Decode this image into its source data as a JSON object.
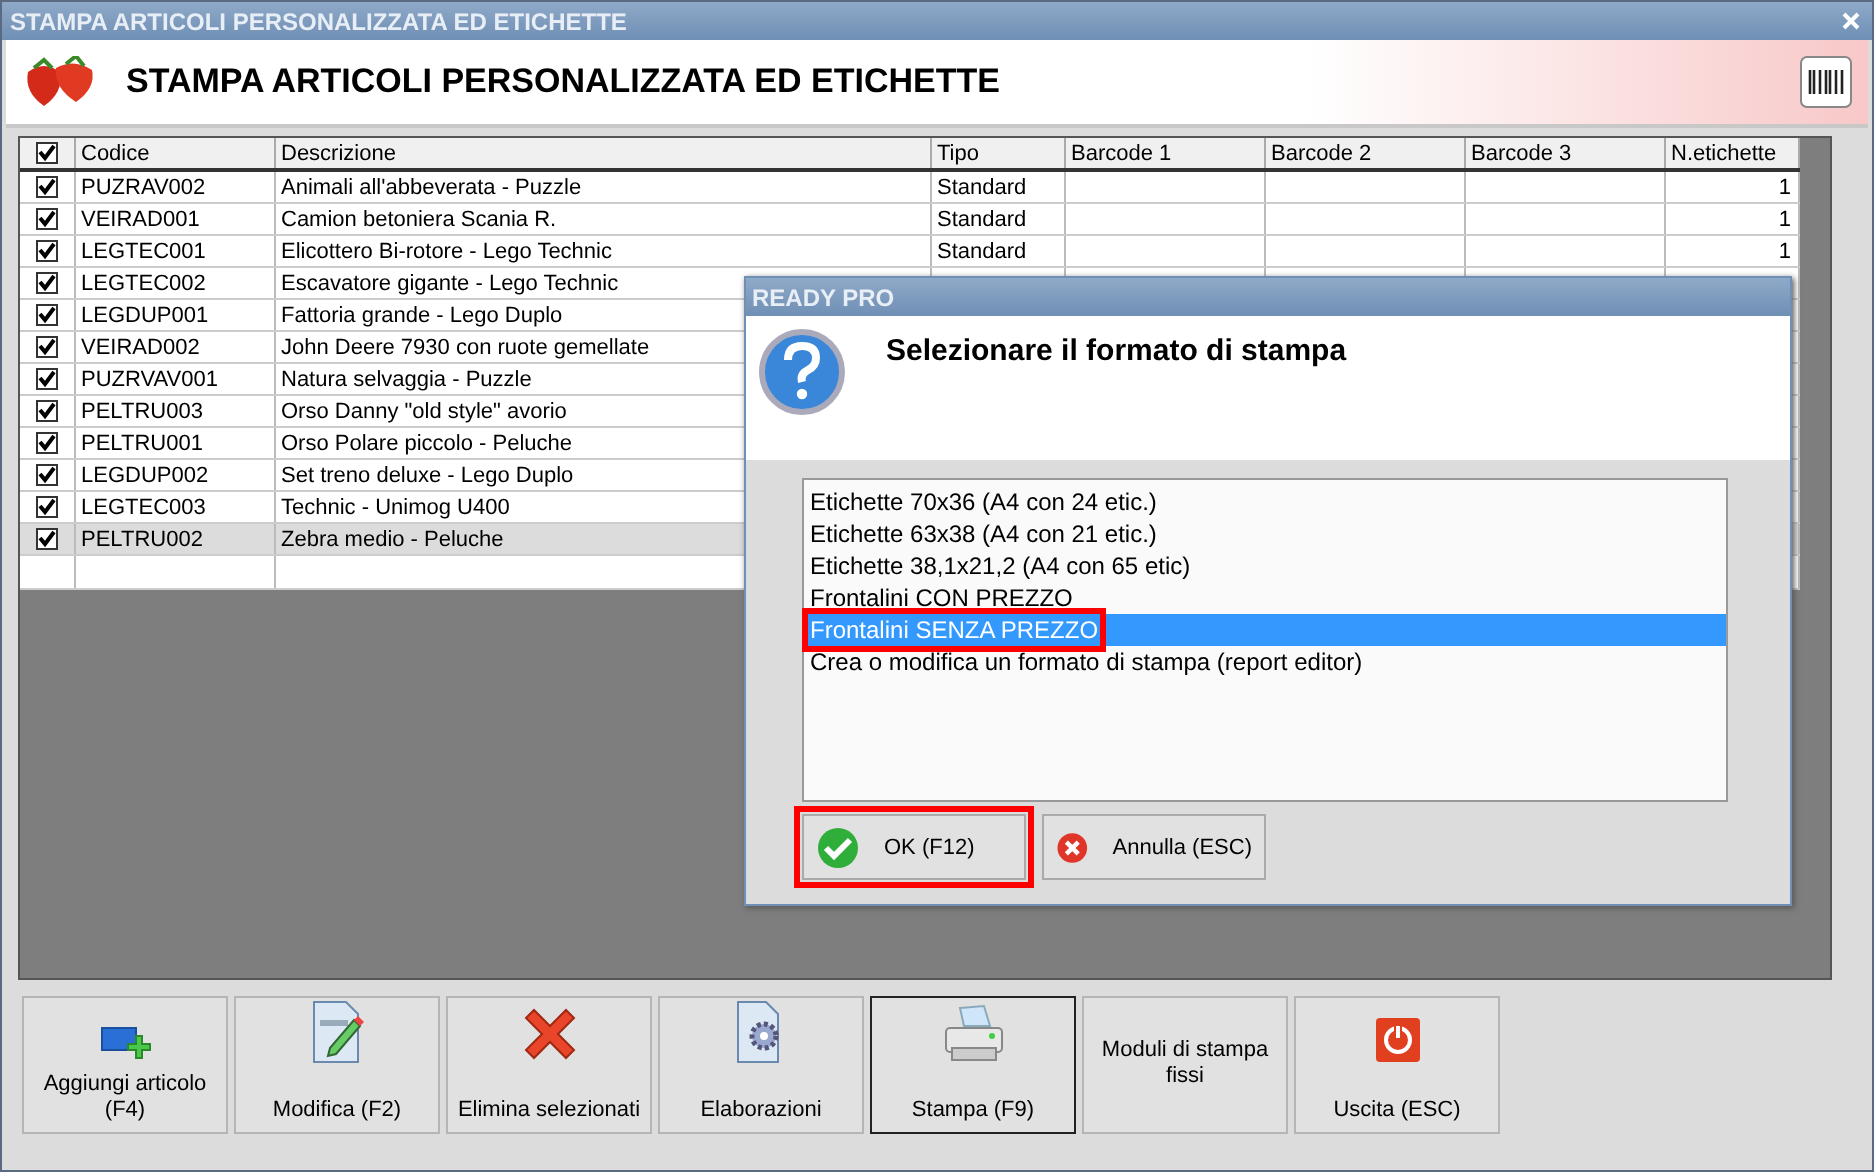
{
  "window": {
    "title": "STAMPA ARTICOLI PERSONALIZZATA ED ETICHETTE"
  },
  "header": {
    "title": "STAMPA ARTICOLI PERSONALIZZATA ED ETICHETTE"
  },
  "table": {
    "select_all_checked": true,
    "columns": [
      "Codice",
      "Descrizione",
      "Tipo",
      "Barcode 1",
      "Barcode 2",
      "Barcode 3",
      "N.etichette"
    ],
    "rows": [
      {
        "checked": true,
        "selected": false,
        "codice": "PUZRAV002",
        "descrizione": "Animali all'abbeverata - Puzzle",
        "tipo": "Standard",
        "n": "1"
      },
      {
        "checked": true,
        "selected": false,
        "codice": "VEIRAD001",
        "descrizione": "Camion betoniera Scania R.",
        "tipo": "Standard",
        "n": "1"
      },
      {
        "checked": true,
        "selected": false,
        "codice": "LEGTEC001",
        "descrizione": "Elicottero Bi-rotore - Lego Technic",
        "tipo": "Standard",
        "n": "1"
      },
      {
        "checked": true,
        "selected": false,
        "codice": "LEGTEC002",
        "descrizione": "Escavatore gigante - Lego Technic"
      },
      {
        "checked": true,
        "selected": false,
        "codice": "LEGDUP001",
        "descrizione": "Fattoria grande - Lego Duplo"
      },
      {
        "checked": true,
        "selected": false,
        "codice": "VEIRAD002",
        "descrizione": "John Deere 7930 con ruote gemellate"
      },
      {
        "checked": true,
        "selected": false,
        "codice": "PUZRVAV001",
        "descrizione": "Natura selvaggia - Puzzle"
      },
      {
        "checked": true,
        "selected": false,
        "codice": "PELTRU003",
        "descrizione": "Orso Danny \"old style\" avorio"
      },
      {
        "checked": true,
        "selected": false,
        "codice": "PELTRU001",
        "descrizione": "Orso Polare piccolo - Peluche"
      },
      {
        "checked": true,
        "selected": false,
        "codice": "LEGDUP002",
        "descrizione": "Set treno deluxe - Lego Duplo"
      },
      {
        "checked": true,
        "selected": false,
        "codice": "LEGTEC003",
        "descrizione": "Technic - Unimog U400"
      },
      {
        "checked": true,
        "selected": true,
        "codice": "PELTRU002",
        "descrizione": "Zebra medio - Peluche"
      }
    ]
  },
  "dialog": {
    "title": "READY PRO",
    "message": "Selezionare il formato di stampa",
    "options": [
      {
        "label": "Etichette 70x36 (A4 con 24 etic.)",
        "selected": false,
        "highlighted": false
      },
      {
        "label": "Etichette 63x38 (A4 con 21 etic.)",
        "selected": false,
        "highlighted": false
      },
      {
        "label": "Etichette 38,1x21,2 (A4 con 65 etic)",
        "selected": false,
        "highlighted": false
      },
      {
        "label": "Frontalini CON PREZZO",
        "selected": false,
        "highlighted": false
      },
      {
        "label": "Frontalini SENZA PREZZO",
        "selected": true,
        "highlighted": true
      },
      {
        "label": "Crea o modifica un formato di stampa (report editor)",
        "selected": false,
        "highlighted": false
      }
    ],
    "buttons": [
      {
        "kind": "ok",
        "label": "OK (F12)",
        "highlighted": true
      },
      {
        "kind": "cancel",
        "label": "Annulla (ESC)",
        "highlighted": false
      }
    ]
  },
  "toolbar": [
    {
      "kind": "add",
      "label": "Aggiungi articolo (F4)",
      "focused": false
    },
    {
      "kind": "edit",
      "label": "Modifica (F2)",
      "focused": false
    },
    {
      "kind": "delete",
      "label": "Elimina selezionati",
      "focused": false
    },
    {
      "kind": "process",
      "label": "Elaborazioni",
      "focused": false
    },
    {
      "kind": "print",
      "label": "Stampa (F9)",
      "focused": true
    },
    {
      "kind": "none",
      "label": "Moduli di stampa fissi",
      "focused": false
    },
    {
      "kind": "exit",
      "label": "Uscita (ESC)",
      "focused": false
    }
  ]
}
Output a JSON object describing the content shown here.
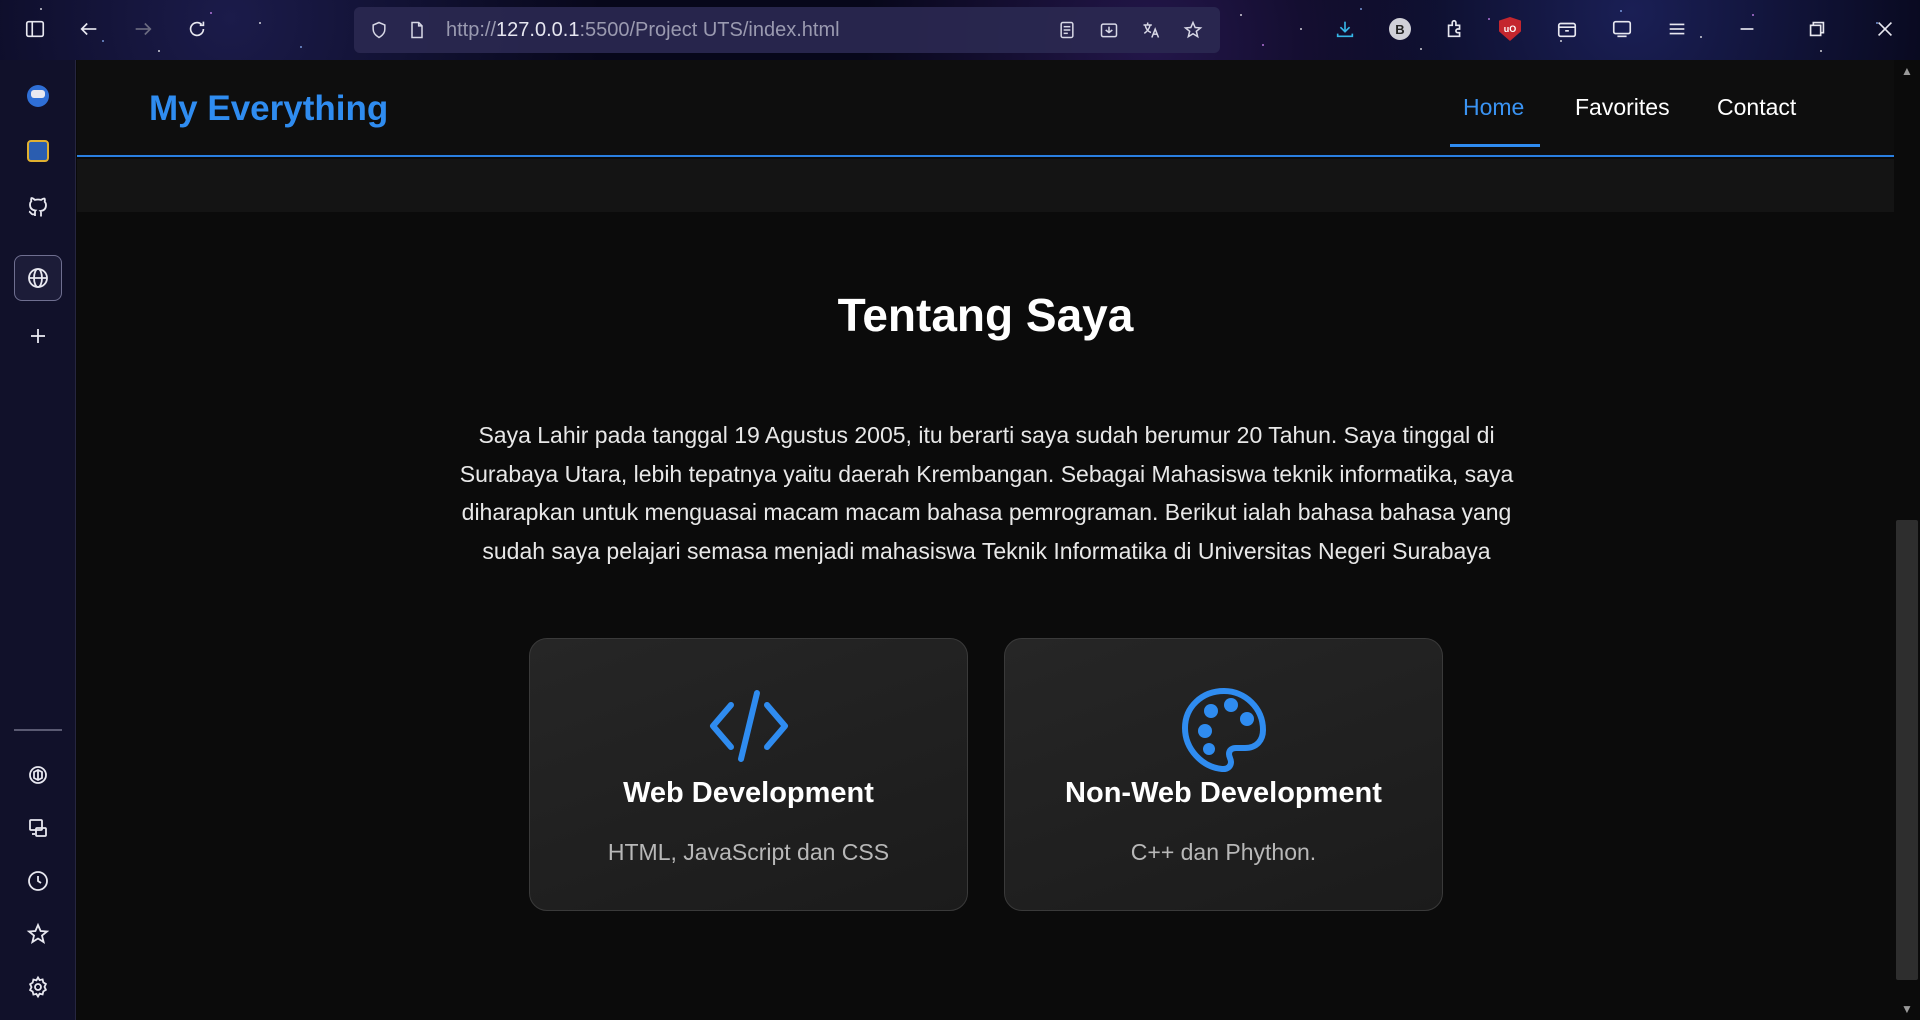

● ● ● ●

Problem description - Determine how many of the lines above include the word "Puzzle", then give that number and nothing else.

Task output - 2